» **AIM OF THE TASK**:
The material below must be retyped in full, with every line kept exactly as it is.

━━━━━━

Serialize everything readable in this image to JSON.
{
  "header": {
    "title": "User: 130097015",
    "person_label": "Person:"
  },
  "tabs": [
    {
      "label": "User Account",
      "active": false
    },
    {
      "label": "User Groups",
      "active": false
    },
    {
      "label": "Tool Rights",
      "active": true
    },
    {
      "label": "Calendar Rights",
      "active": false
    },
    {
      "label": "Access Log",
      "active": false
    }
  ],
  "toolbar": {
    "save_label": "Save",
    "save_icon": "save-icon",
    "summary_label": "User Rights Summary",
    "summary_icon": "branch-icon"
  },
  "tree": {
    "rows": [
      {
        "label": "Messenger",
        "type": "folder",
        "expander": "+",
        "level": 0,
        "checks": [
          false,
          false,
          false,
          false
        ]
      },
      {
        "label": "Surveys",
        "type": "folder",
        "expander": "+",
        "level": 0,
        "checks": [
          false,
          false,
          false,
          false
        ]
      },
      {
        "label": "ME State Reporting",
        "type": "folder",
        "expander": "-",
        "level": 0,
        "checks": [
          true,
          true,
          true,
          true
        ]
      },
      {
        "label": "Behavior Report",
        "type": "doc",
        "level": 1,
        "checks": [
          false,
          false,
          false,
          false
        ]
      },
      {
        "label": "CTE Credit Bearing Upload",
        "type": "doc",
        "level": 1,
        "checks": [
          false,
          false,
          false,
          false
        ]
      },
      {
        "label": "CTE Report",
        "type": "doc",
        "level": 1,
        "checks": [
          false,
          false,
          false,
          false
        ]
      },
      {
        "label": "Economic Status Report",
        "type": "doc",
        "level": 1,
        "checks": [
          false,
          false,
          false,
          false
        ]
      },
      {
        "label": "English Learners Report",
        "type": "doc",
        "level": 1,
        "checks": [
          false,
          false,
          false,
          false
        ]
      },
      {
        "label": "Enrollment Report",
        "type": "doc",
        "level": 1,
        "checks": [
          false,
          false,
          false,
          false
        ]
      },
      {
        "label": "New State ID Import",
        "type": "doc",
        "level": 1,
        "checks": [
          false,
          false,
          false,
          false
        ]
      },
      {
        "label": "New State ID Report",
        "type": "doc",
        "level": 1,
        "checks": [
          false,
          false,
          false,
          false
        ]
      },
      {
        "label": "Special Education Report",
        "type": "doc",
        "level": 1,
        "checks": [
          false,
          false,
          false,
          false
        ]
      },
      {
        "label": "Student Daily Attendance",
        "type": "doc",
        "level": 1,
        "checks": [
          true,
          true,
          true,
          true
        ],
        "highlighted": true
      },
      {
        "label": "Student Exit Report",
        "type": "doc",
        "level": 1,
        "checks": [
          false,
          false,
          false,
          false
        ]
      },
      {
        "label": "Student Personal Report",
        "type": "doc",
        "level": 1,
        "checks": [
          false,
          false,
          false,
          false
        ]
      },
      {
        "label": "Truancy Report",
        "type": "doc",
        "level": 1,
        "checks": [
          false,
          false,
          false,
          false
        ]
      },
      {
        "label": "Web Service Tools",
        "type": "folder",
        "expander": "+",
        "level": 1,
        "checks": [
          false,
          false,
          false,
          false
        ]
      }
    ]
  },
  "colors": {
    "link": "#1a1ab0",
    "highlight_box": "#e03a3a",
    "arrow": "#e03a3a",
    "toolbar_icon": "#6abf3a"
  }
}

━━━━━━

» **RESULT**:
Serialize everything readable in this image to JSON.
{
  "header": {
    "title": "User: 130097015",
    "person_label": "Person:"
  },
  "tabs": [
    {
      "label": "User Account",
      "active": false
    },
    {
      "label": "User Groups",
      "active": false
    },
    {
      "label": "Tool Rights",
      "active": true
    },
    {
      "label": "Calendar Rights",
      "active": false
    },
    {
      "label": "Access Log",
      "active": false
    }
  ],
  "toolbar": {
    "save_label": "Save",
    "save_icon": "save-icon",
    "summary_label": "User Rights Summary",
    "summary_icon": "branch-icon"
  },
  "tree": {
    "rows": [
      {
        "label": "Messenger",
        "type": "folder",
        "expander": "+",
        "level": 0,
        "checks": [
          false,
          false,
          false,
          false
        ]
      },
      {
        "label": "Surveys",
        "type": "folder",
        "expander": "+",
        "level": 0,
        "checks": [
          false,
          false,
          false,
          false
        ]
      },
      {
        "label": "ME State Reporting",
        "type": "folder",
        "expander": "-",
        "level": 0,
        "checks": [
          true,
          true,
          true,
          true
        ]
      },
      {
        "label": "Behavior Report",
        "type": "doc",
        "level": 1,
        "checks": [
          false,
          false,
          false,
          false
        ]
      },
      {
        "label": "CTE Credit Bearing Upload",
        "type": "doc",
        "level": 1,
        "checks": [
          false,
          false,
          false,
          false
        ]
      },
      {
        "label": "CTE Report",
        "type": "doc",
        "level": 1,
        "checks": [
          false,
          false,
          false,
          false
        ]
      },
      {
        "label": "Economic Status Report",
        "type": "doc",
        "level": 1,
        "checks": [
          false,
          false,
          false,
          false
        ]
      },
      {
        "label": "English Learners Report",
        "type": "doc",
        "level": 1,
        "checks": [
          false,
          false,
          false,
          false
        ]
      },
      {
        "label": "Enrollment Report",
        "type": "doc",
        "level": 1,
        "checks": [
          false,
          false,
          false,
          false
        ]
      },
      {
        "label": "New State ID Import",
        "type": "doc",
        "level": 1,
        "checks": [
          false,
          false,
          false,
          false
        ]
      },
      {
        "label": "New State ID Report",
        "type": "doc",
        "level": 1,
        "checks": [
          false,
          false,
          false,
          false
        ]
      },
      {
        "label": "Special Education Report",
        "type": "doc",
        "level": 1,
        "checks": [
          false,
          false,
          false,
          false
        ]
      },
      {
        "label": "Student Daily Attendance",
        "type": "doc",
        "level": 1,
        "checks": [
          true,
          true,
          true,
          true
        ],
        "highlighted": true
      },
      {
        "label": "Student Exit Report",
        "type": "doc",
        "level": 1,
        "checks": [
          false,
          false,
          false,
          false
        ]
      },
      {
        "label": "Student Personal Report",
        "type": "doc",
        "level": 1,
        "checks": [
          false,
          false,
          false,
          false
        ]
      },
      {
        "label": "Truancy Report",
        "type": "doc",
        "level": 1,
        "checks": [
          false,
          false,
          false,
          false
        ]
      },
      {
        "label": "Web Service Tools",
        "type": "folder",
        "expander": "+",
        "level": 1,
        "checks": [
          false,
          false,
          false,
          false
        ]
      }
    ]
  },
  "colors": {
    "link": "#1a1ab0",
    "highlight_box": "#e03a3a",
    "arrow": "#e03a3a",
    "toolbar_icon": "#6abf3a"
  }
}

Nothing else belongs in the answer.